Monday, August 19, 2013

The Transformed Saint Louis Art Museum and Yoko Ono's Wish Tree

Last week some friends and I visited the recently renovated Saint Louis Art Museum. I hadn't been to the museum in a few years, so I was looking forward to the trip.

For me, the apotheosis of St. Louis (Charles Niehaus, 1903) standing in front of the museum symbolizes St. Louis, even more than the Gateway Arch.

As a child I recall taking field trips to the museum and being amazed at the statue of St. Louis mounted on his horse and holding a huge sword.

The day of my recent visit was unseasonably mild for mid-August. Our group from St. Charles arrived early and got a primo parking place before meeting up with the North County, South County, and Illinois ladies. We were in the first tour group, which began at 10:30 a.m. Barbara, our docent, did an excellent job pointing out noteworthy pieces in the renovated section of the museum, along with some of her favorites.

One of the highlights of the tour was our walk-around outside the museum, with a visit to Goldsworthy's Stone Sea and Yoko Ono's Wish Tree for St. Louis.

The St. Louis Wish Tree is actually three Japanese maples. The photo on the left explains the significance of the wish tree to Yoko Ono.

After hearing about the project, we were invited to write our wishes on a tag and tie them to one of the trees.  

As I searched for just the right spot to tie my tag to a branch, I couldn't help reading a few wishes nearby.

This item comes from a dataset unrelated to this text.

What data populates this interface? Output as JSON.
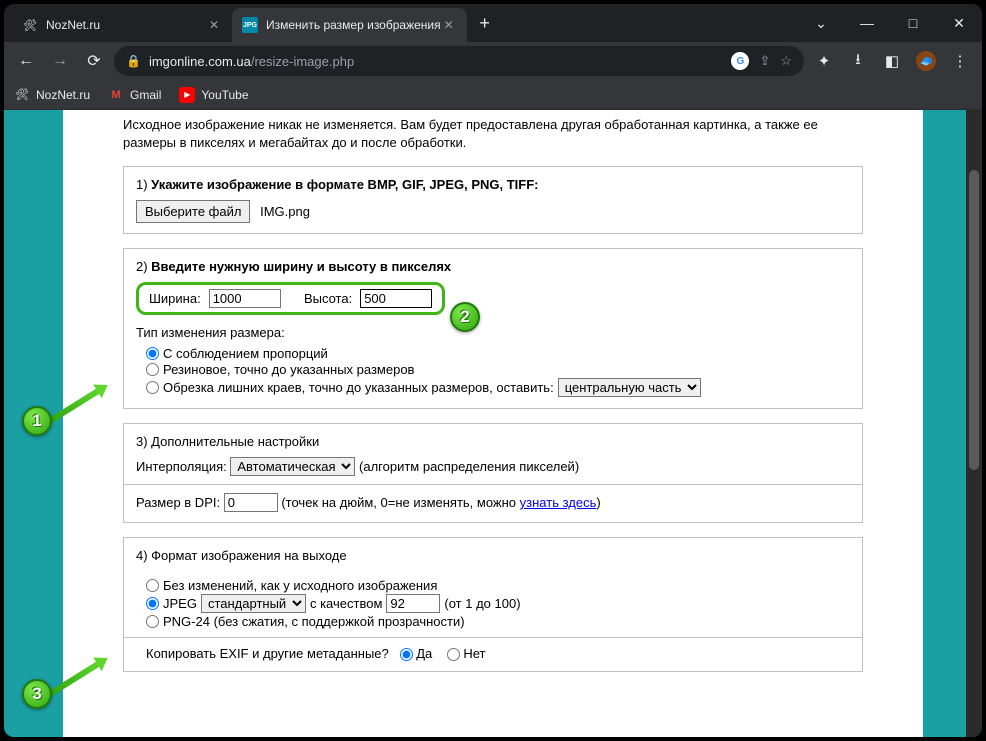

Several included good health and world peace. One person wanted a Samsung Galaxy.

My sister Kathleen spotted a request for a pink bunny. Hmmm. Wonder if that one will come true.

After our guided tour, we separated and did a self-tour before lunch. With limited time I didn't get to take in all of the amazing artwork, but I did get to view several major pieces.

Although I didn't add this to the Japanese maple trees, one of my wishes is to return to the Saint Louis Art Museum soon.

To learn more about the Saint Louis Art Museum and Yoko Ono's Wish Tree, visit their website.


  1. I haven't been there in a year or so, and am anxious to see one of my favorite pieces--"Chuck"--which is a huge self-portrait that looks so realistic, it seems to be a photo instead of a painting. (It was so huge, it wasn't out all the time.)

    After reading your post, I will have to check out the Wish Tree the next time I go...

    Thanks, Donna.

  2. I saw Chuck and couldn't believe it was a painting and not a photo.

  3. Ladies! Do your husbands know that you are seeing Chuck at the library?

  4. I so wish I were closer and could go more often. My last visit was couple of years ago...loved it!

  5. Donna:
    I bet your wishes included much success for your grandchildren! :) Did you know they have classes there for kids like Katie's age? I have yet to sign her up for one, as I wasn't sure how it would go, but wondering if you or any of your readers have ever done this? I love the art museum, too. :)

    1. Yep. Actually it was that my grandchildren will have a joyful life.

  6. I think Saturday Writers should have a writing marathon there! We could tour together and then split up to write near our favorite pieces. Have lunch and read to each other. Everybody in? I suppose a Saturday morning would be best? How about Sept 14th or 21st? Donna, do you think the museum lends itself to such a venture?

  7. Interesting suggestion. Lots of inspiration for writers, although I can't make it on the 14th

  8. I'd never heard of the wish tree before, Donna.

    I love museums, big and small. The one I visited most recently is in Casper, Wyoming. It's The National Historic Trails Interpretive Center. A great place to learn everything you ever wanted to know about the westward migration.

  9. I've never been a Yoko Ono fan, but this is a cool project and one I'm glad to know about. Thanks for sharing.

    1. Hi Lisa,
      You are welcome. It was quite impressive.

  10. Love the project, and can't wait to see it!

  11. I love the art museum. Your post made me want to go again!

    Critter Alley


Mysteries of the Ozarks, Volume V - Interviews with Lonnie Whitaker and Dr. Barri Bumgarner

Here is the second installment of interviews with contributors who have stories in Mysteries of the Ozarks, Volume V , from Ozark Writers, I...